Brett Rogers welcoming Overeem back to Strikeforce is a clear-cut set up fight—the opposite of pointless matches like Jason Miller-Tim Stout. Overeem establishes himself versus a top-10 big man to legitimize his untouched title and goes on to raises the stakes against Emelianenko in victory. Rogers’ lone loss is to the undefeated Russian, unanimously recognized as the world’s best heavyweight. There’s no shame in that and the Minnesotan was lucky enough to damage arguably the world’s greatest fighter before meeting his demise. A win over Overeem positions “The Grim” for a shot at redemption.
Emelianenko gets a credible but underwhelming challenger in terms of selling a fight in Fabricio Werdum on June 26, so the winner of Overeem and Rogers will have promotional momentum if the former PRIDE Heavyweight Champion furthers his highlight reel or Werdum shocks the world.
Detractors would point out every heavyweight in the company is on this card, but it’s making the best of what you’ve got. Strikeforce wisely pushes the return of Andrei Arlovski against former EliteXC Heavyweight Champion Antonio “Big Foot” Silva in the co-main event. “The Pitbull” may possess the most talent of those big men but seems destined to squander it while dealing with personal issues. The Silva fight is the marketable Belarusian’s chance to get back on track to rematches with Rogers and Fedor, the men who knocked Arlovski unconscious in his last two fights. The fight is also Silva’s opportunity to show whether he’s a top-20 guy or an opponent for top-20 guys.
The Gator Crawls On
(There’s nowhere to go but up for ‘Jacare.’)
Strikeforce labors in the UFC’s shadow and the assumption by many is that its fighters are inferior. That notion is weakened by the likes of Ronaldo “Jacare” Souza. The five-time ADCC Champion debuted for the promotion in Dec. with a first round arm-triangle win over Olympic Greco Roman silver medalist Matt Lindland and now faces serviceable middleweight “Smokin’” Joey Villasenor. Another submission from one of the world’s best grapplers could line the 30-year-old Brazilian Jiu-Jitsu black belt up for a shot at Jake Shields’ middleweight strap or see him fill one half of a battle for a vacant belt should Shields defect to the UFC.
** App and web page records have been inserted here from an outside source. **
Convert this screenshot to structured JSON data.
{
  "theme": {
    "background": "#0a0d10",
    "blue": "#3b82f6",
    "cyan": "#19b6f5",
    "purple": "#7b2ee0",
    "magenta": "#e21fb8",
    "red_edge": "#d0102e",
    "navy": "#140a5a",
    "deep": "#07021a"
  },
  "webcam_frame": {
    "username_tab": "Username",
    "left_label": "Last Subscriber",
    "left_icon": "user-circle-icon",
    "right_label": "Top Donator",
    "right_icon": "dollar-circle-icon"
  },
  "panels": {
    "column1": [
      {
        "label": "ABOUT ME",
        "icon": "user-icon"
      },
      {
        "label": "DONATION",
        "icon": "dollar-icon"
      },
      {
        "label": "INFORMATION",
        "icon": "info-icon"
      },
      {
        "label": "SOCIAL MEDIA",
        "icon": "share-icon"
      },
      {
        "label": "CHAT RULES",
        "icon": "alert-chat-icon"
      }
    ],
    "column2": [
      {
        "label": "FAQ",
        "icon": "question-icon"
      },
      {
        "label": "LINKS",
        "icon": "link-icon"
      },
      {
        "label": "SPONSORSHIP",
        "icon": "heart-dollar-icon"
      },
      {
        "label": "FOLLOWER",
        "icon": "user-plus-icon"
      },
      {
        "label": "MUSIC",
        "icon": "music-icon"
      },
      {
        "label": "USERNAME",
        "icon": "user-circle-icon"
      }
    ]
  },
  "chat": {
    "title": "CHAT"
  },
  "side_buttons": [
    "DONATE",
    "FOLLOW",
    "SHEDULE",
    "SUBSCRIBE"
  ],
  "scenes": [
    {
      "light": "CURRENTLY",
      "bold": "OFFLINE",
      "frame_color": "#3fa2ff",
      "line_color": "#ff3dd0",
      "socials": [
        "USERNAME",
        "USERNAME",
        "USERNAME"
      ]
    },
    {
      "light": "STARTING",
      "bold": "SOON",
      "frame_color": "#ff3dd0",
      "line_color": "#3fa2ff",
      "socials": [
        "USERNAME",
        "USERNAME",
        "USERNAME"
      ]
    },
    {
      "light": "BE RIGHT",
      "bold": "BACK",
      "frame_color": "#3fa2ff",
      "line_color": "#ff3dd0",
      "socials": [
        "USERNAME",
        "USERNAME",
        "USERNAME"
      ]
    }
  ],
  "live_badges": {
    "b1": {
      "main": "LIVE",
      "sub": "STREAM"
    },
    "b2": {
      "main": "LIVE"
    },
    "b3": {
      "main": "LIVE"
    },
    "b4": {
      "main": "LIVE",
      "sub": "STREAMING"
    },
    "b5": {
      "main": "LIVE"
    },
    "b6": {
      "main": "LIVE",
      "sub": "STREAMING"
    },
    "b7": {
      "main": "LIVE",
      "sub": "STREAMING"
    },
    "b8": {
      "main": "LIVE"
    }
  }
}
More Than a Gracie
If Roger Gracie’s isn’t the best submission grappler in the world, he’s in the top 1%. The only man to submit all his opponents en route to an ADCC title started his MMA career with two first round submission victories. But those victories were spread out over four years; a televised match with Kevin Randleman will give Gracie a chance to ramp up his combative career. Randleman, a former UFC Heavyweight Champion, underperforms like that’s what he’s paid to do yet his experience and horsepower is a handful for anyone with only two professional fights, regardless of their pedigree.
The Best Ya Got?
Hints that Rafael Calvalcante-Antwain’ Britt is a title eliminator for “King Mo” Muhammad Lawal’s 205-pound crown is an alarming reminder Strikeforce’s light heavyweight and welterweight divisions are many hurdles behind its 155, 185 and heavyweight classes. “Feijao” was seen as a legitimate contender prior to a hiccup against Mike Kyle, but the idea that these are the only light heavyweights in the title mix is a problem.
Whether fans latch on to Lyle Beerbohm for his reformed prisoner and drug addict-turned MMA fighter success story or his “Fancy Pants,” the dude can fight. The undefeated Washington-based fighter has only gone the distance once in 13 contests but Vitor “Shaolin” Ribeiro represents the sternest test of Beerbohm’s career when they meet center cage.
It’s great matchmaking, but there are currently no plans for the bout to air. The promising up-and-comer versus the respected veteran has title implications and it’s a shame it may go the ghostly way of contender bout Roxanne Modafferi-Marloes Coenen. It’s puzzling that this scrap isn’t deemed worthy of Strikeforce stage time and Greg Nagy is.